2019 Volkswagen Golf Alltrack SE Release Date, Price, Spy Shots, & Redesign – Not too long in the past, it withstood to reason that if you needed an all-wheel-drive hatchback that wasn’t a crossover or perhaps SUV and got a finances of approximately $30,000, you identified on your own fairly securely in Subaru country.
Mazda, Honda, and VW would all be glad to market you a compact five-door car, however, if you required all-wheel-drive with wagon-like utility, you got to sometimes step up to a bigger CX-3, CR-V, or Tiguan or boost your price range for a premium vehicle from the wants of Audi, BMW, and other folks. The Golf Alltrack is now an alternative in a niche market that provides to people who have folks and items to haul in conditions-vulnerable sides of the U.S., but do not require a vehicle that towers over other people on the road or like the sportier driving feel that comes from a reduced center of gravity.
Based on the Golf Sportwagon, the Alltrack version swaps the Sportwagon’s front-wheel-drive set up for VW’s 4Motion all-wheel-drive system, while incorporating 1.4 inches of ground clearance and some tough-looking, contrasting cladding close to its wheel wells. The lift is courtesy of a higher suspension unique to the Alltrack and allows for nearly seven inches of floor clearance in case you’d like to tackle some minimal off-road tracks (soft-roading, as it is also known as).

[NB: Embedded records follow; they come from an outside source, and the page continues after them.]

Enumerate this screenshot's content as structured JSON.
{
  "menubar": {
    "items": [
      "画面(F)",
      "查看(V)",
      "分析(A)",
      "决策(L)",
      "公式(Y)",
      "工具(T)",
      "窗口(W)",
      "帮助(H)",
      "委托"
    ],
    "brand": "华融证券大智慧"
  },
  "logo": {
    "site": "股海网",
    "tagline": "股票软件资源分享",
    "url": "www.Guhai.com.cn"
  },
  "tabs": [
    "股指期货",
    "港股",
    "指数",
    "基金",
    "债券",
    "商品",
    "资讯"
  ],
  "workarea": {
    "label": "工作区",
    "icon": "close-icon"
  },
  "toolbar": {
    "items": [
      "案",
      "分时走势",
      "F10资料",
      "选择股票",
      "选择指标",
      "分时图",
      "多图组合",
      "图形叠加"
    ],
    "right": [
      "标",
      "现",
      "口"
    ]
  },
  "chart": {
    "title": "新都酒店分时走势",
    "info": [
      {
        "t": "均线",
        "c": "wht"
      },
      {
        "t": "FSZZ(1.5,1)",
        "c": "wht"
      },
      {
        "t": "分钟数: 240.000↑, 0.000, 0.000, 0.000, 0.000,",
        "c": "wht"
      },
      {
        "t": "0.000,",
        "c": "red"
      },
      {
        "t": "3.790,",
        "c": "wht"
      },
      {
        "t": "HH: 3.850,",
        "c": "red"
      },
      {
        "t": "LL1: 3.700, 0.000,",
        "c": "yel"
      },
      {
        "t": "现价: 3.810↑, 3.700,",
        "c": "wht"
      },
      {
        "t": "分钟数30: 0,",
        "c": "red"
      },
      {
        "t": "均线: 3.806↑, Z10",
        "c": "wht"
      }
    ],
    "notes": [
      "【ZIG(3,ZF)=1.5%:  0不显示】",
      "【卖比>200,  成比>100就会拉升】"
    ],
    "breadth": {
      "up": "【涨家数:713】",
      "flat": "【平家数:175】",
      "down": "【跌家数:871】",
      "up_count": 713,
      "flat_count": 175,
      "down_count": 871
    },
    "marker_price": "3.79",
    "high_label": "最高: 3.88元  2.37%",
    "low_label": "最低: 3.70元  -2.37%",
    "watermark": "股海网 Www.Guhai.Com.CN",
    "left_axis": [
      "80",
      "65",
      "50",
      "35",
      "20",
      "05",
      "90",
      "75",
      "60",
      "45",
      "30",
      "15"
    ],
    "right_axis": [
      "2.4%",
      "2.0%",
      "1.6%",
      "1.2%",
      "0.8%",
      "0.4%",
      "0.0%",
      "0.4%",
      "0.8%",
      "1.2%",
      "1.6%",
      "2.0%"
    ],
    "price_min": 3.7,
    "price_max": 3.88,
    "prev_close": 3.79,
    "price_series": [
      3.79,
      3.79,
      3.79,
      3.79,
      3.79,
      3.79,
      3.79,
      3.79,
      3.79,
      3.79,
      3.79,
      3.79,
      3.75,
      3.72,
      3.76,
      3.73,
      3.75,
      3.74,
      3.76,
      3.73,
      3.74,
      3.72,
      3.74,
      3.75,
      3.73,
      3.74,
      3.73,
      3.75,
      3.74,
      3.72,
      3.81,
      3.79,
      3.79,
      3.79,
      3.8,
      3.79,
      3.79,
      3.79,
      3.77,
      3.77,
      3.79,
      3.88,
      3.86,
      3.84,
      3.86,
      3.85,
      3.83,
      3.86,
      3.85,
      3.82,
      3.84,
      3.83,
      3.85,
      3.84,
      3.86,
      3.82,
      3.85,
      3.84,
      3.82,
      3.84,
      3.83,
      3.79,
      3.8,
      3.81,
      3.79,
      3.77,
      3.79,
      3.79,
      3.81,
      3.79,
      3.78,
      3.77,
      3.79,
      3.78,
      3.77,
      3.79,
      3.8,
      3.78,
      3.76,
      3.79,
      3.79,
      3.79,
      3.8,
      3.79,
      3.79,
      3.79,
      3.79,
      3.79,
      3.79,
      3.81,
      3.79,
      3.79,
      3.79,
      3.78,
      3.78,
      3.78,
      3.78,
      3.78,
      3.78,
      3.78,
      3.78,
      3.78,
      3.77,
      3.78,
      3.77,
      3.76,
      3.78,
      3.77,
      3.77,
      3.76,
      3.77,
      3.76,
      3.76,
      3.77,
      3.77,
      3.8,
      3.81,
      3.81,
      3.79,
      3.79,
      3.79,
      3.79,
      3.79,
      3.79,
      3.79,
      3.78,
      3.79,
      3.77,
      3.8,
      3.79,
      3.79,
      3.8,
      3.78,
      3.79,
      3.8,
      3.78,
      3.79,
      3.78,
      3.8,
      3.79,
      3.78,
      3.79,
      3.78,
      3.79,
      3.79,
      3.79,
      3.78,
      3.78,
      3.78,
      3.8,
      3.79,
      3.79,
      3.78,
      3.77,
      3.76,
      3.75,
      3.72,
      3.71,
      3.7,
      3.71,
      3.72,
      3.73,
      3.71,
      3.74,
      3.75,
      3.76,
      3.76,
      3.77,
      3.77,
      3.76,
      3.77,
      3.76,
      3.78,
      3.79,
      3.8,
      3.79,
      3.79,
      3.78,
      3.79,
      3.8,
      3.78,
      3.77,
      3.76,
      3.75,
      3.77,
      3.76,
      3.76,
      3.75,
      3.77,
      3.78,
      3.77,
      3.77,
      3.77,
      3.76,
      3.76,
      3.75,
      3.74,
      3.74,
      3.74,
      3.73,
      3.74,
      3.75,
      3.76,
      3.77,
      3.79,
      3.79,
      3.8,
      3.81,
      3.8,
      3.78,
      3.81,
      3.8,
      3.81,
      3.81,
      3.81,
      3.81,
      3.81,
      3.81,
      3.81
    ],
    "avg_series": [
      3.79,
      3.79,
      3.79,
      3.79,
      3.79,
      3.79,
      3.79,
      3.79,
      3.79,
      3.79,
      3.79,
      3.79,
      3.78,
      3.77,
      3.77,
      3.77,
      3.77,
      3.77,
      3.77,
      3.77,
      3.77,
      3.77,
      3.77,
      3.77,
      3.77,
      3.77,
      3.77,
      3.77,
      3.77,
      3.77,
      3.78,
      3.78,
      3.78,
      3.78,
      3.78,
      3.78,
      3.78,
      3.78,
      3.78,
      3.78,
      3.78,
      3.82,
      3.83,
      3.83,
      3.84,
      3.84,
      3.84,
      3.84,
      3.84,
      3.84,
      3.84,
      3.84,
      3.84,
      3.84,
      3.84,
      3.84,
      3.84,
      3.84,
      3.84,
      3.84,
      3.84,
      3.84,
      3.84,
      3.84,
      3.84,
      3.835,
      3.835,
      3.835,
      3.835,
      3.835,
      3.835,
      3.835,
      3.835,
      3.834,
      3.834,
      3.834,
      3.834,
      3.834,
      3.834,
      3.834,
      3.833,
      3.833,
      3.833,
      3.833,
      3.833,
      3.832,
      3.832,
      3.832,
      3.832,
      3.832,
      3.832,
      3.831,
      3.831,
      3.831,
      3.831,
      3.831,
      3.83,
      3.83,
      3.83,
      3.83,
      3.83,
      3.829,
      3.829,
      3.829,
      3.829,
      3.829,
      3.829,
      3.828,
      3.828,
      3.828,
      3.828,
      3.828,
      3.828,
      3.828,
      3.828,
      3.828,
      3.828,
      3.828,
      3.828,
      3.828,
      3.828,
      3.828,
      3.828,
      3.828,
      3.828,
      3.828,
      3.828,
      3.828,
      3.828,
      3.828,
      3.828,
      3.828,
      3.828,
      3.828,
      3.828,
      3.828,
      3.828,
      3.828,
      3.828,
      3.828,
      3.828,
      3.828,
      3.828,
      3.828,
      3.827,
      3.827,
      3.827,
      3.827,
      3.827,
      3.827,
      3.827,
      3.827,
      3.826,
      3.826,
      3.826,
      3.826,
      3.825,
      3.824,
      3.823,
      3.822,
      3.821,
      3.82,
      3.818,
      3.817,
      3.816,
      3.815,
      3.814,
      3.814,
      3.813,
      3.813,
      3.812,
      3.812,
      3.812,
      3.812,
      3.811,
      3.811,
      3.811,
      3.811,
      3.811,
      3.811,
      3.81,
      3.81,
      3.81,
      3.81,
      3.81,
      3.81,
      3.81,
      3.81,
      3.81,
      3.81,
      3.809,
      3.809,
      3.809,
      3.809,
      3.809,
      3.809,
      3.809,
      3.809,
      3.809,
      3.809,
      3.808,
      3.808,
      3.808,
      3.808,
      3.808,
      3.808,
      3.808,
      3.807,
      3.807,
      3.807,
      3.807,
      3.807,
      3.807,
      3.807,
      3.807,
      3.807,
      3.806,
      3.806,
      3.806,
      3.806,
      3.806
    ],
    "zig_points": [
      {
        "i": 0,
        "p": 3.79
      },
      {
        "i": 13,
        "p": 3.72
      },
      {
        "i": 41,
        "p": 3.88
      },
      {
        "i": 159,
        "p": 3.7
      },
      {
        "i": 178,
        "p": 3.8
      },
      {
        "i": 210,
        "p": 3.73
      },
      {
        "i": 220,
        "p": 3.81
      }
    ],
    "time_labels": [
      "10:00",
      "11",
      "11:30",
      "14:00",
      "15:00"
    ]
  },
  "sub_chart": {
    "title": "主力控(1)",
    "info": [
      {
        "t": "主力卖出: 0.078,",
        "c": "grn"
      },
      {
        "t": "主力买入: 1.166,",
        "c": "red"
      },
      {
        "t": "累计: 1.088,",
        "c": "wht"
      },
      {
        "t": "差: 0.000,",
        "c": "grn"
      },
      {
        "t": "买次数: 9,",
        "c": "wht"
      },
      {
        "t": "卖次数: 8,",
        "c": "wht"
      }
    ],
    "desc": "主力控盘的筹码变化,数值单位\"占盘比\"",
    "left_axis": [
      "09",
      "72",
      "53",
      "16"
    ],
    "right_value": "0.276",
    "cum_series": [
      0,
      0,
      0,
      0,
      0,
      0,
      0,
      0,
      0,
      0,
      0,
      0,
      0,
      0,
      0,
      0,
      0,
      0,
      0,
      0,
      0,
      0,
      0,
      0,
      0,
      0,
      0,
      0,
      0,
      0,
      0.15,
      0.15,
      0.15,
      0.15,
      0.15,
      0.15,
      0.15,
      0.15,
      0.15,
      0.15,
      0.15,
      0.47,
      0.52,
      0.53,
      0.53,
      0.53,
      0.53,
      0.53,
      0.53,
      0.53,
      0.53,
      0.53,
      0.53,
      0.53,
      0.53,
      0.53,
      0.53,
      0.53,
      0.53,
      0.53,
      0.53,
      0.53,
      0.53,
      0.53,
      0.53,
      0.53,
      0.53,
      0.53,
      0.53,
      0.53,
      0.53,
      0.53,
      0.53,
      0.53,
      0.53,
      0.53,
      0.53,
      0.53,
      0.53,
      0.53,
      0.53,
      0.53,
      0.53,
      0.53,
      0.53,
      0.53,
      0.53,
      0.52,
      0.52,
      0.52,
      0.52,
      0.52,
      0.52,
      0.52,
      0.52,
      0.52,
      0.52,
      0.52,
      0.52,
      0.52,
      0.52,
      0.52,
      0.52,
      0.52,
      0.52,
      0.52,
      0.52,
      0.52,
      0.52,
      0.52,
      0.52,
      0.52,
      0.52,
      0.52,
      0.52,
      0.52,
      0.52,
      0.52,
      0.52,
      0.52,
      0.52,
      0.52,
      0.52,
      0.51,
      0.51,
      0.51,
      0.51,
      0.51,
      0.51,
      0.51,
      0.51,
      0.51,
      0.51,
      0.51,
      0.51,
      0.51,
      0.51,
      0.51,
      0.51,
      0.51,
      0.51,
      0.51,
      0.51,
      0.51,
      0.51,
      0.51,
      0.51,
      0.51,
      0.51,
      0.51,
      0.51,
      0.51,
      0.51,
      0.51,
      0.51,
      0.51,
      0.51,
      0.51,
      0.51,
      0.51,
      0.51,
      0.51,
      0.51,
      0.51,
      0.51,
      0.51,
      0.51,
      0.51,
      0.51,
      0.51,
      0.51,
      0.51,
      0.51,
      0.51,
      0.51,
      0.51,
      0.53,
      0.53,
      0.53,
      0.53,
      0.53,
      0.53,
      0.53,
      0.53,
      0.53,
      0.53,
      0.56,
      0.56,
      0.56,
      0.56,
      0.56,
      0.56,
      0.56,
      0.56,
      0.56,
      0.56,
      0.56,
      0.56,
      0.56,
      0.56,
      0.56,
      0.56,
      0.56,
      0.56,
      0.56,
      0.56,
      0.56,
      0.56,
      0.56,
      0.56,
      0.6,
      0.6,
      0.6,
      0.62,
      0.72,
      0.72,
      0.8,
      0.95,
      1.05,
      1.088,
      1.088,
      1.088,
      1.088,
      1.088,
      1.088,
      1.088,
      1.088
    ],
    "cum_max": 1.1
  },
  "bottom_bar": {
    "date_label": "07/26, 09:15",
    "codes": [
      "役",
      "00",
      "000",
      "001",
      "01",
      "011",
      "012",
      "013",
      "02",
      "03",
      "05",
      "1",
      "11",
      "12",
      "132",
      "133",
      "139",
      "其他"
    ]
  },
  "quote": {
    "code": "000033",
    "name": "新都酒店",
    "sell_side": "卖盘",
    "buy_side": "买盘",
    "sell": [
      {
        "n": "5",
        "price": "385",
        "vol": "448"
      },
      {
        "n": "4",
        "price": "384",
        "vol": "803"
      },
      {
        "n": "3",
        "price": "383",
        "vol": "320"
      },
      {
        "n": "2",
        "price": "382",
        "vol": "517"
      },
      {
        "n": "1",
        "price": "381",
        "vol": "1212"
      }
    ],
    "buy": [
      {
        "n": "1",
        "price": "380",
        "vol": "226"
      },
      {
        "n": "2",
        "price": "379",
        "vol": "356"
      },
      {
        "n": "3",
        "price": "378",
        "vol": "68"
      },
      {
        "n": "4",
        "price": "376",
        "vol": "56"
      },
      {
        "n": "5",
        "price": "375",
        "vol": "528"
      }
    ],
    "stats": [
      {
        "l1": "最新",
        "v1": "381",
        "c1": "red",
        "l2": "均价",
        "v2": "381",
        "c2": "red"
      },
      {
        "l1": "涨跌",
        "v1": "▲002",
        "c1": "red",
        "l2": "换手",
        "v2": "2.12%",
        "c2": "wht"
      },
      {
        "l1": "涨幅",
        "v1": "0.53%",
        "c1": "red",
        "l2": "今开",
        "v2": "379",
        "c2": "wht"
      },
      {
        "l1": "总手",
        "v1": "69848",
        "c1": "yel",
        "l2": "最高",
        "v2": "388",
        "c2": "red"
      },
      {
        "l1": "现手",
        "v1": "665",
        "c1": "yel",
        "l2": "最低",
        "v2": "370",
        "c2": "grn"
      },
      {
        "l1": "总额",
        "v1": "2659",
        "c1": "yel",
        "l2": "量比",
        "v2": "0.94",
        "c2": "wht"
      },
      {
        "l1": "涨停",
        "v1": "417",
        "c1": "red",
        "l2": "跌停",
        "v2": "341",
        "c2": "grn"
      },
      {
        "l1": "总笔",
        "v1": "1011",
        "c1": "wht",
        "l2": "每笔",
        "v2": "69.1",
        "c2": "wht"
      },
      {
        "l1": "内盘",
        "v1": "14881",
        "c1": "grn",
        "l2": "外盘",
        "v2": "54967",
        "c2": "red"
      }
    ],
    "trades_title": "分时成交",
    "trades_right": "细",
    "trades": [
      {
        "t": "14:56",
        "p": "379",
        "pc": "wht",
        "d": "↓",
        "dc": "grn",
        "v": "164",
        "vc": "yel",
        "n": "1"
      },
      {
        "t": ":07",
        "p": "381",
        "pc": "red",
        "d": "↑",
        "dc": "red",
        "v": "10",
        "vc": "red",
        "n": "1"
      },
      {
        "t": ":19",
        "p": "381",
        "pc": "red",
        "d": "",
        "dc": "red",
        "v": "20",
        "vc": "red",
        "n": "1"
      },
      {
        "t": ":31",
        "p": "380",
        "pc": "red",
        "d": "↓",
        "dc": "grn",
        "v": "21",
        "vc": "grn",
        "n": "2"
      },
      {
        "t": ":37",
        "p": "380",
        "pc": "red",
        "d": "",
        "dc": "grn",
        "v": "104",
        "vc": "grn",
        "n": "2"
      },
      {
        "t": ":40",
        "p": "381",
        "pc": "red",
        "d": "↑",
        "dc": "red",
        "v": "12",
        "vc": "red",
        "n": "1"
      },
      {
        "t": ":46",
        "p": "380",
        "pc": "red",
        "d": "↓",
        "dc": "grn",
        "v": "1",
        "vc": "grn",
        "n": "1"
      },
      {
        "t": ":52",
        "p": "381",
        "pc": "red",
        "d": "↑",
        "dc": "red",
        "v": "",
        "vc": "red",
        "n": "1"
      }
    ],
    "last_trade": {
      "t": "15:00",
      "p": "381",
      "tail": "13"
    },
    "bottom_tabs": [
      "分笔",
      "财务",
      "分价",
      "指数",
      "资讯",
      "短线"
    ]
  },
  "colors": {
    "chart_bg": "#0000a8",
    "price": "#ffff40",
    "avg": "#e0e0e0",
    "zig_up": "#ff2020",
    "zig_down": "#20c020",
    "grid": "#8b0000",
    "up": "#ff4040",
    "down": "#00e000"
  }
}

We remained on paved roads with this Golf Alltrack tester, a middle-of-the-road SE trim level vehicle, but those that believe they will locate themselves off-road often may possibly want to look into the recommended Off-Road Check package that gives data such as steering direction, altitude, and a compass, amongst other information. All tracks provide an off-road drive mode and a 1.8-liter turbo-four under the hood, creating 170 hp and 199 lb-ft of torque. Our tester was paired with a six-speed manual transmission. Base S models include a 6.5-inch touchscreen infotainment system and heated front seats in the $26,850 base price but moving up to the SE trim at $30,910 gains an 8.-inch touch screen system, VW’s Car-Web App-Connect system (with Apple CarPlay and Android Auto), an 115V power outlet in the cargo plane, a package of driver assist techniques (blind area checking, forward collision forewarning, and autonomous braking), and a panoramic sunroof. Most of the close to $4,000 distinction in cost might be attributed to the safety tech, we’d imagine.
The Alltrack has a cabin that stacks up properly with its competitors, supplying a reasonably high-quality physical appearance compared to the car’s price. There is sporty aluminum trim all around the dash vents and on the textured pedals, vibrant backlighting for switchgear and equipment, and a small, low-res info display in the device panel between the tachometer and speedometer. Volkswagen’s V-Tex synthetic leather seats are comfortable, have a quality look and feel and look ready to remain up to years of use, when the dash and door tops are all soft-touch, textured plastic. Cargo capacity is, of course, an Alltrack strong go well with, with 30.4 cubic feet of space available with the rear seats upright 66.5 cubic feet with them folded down. The Alltrack’s cargo cover is initially a tiny hard to retract but the seats themselves collapse down quickly and very easily.
On the road, the Golf Alltrack is plainly manufactured to be a stimulating, sporty driver. When it is longer and more heavy than the Golf GTI or Golf R, that exact same entertaining-to-drive DNA exists in the Alltrack’s chassis, with sharp but fairly light steering, solid brakes, and tiny body roll for a vehicle of this class. The ride is probably tighter with more road feel than you’d find in a Subaru Crosstrek, but we didn’t take into consideration that a negative aspect.
We value the manual transmission being standard and happily rowed our gears with the light-hard work gearstick and clutch. On level terrain from a quiet, the Alltrack virtually will not let you stall except when you drop the clutch without having gas. Relieve off the clutch little by little without implementing throttle and the car will move aside (extremely slowly and gradually) on its own, which should allow it to be an easy car for these new to manual gearboxes to find out on. Power from the 1.8-liter turbocharged inline-four is good, but this is no rubber-scorcher. Figure to 60 mph in the 7.-second range with plenty of power to scoot by slow traffic, although you may need a downshift or two to practice it.
We got out amazed with the Golf Alltrack and its combine of tough yet streamlined style, Teutonic functionality and shine, and seemingly high create quality. Do you need to have an Alltrack over the very similar front-wheel-drive Sportwagon? We’d be likely to decide for the Alltrack whenever we existed in a snowy climate or a rural location with commonly traveled dirt roads, but for everywhere else we’d most likely choose the elevated efficiency and lowered technical intricacy of a Sportwagon. As they say, your mileage may change.